While more than 150 biopharmaceutical companies4 are developing immuno-oncology therapies, many of them might need to collaborate with large biopharma companies to support the launch and commercialization of their products, especially in international markets. We expect this fragmented market will eventually consolidate. However, it could be too early to predict which checkpoint combination or technology platform will emerge as the most successful.
1. European Pharmaceutical Review, April 19, 2016 (https://www.europeanpharmaceuticalreview.com/news/40547/immuno-oncology-globaldata/)
2. Trends in the Global Immuno-Oncology Landscape, October 19, 2018 (https://www.nature.com/articles/nrd.2018.167.epdf)
3. World Health Organization, September 12, 2018 (http://www.who.int/news-room/fact-sheets/detail/cancer)
4. Genetic Engineering & Biotechnology News, September 12, 2016 (https://www.genengnews.com/topics/drug-discovery/top-15-immuno-oncology-collaborations/)

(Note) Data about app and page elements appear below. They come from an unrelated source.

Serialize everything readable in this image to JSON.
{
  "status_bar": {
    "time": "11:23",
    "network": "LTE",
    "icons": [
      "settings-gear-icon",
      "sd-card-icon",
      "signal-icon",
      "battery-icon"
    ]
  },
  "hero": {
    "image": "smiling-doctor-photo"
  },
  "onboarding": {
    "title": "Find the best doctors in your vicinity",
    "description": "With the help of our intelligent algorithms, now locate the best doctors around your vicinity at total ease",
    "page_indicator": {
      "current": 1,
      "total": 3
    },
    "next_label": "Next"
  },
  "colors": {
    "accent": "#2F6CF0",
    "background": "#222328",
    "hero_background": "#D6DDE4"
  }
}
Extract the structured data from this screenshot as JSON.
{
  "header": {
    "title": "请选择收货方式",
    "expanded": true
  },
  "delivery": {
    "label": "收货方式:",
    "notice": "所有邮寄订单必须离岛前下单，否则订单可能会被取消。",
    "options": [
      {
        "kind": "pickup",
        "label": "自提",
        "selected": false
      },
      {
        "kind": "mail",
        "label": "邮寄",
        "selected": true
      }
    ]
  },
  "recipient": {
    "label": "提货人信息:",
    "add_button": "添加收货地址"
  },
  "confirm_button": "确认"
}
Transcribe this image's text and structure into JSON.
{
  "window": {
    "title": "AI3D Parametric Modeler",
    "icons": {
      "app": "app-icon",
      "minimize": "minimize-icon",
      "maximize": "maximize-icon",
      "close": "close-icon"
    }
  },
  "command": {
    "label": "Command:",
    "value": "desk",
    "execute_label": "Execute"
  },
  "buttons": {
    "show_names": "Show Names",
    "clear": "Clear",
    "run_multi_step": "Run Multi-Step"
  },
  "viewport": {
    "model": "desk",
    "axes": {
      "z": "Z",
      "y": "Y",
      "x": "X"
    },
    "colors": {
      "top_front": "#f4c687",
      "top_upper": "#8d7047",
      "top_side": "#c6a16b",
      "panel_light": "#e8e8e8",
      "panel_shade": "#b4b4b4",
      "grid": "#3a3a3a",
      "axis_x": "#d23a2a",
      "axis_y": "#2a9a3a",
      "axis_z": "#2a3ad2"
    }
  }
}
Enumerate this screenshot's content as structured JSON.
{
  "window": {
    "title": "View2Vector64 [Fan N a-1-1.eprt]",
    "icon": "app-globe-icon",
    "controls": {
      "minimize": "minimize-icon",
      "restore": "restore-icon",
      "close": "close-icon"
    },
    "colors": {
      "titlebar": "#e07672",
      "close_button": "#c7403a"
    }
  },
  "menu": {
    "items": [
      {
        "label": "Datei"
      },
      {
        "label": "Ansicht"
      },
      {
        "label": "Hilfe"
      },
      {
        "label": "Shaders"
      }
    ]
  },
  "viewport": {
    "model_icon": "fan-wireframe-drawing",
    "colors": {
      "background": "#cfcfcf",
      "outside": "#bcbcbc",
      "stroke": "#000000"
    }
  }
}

Susan is a Principal with Deloitte Consulting LLP and leads the M&A Consultative Services practice. Susan has spent over 20 years focused on M&A, predominantly Post-Merger Integration and Divestiture. She has supported over 50 deals with a cumulative deal value of $200 Billion.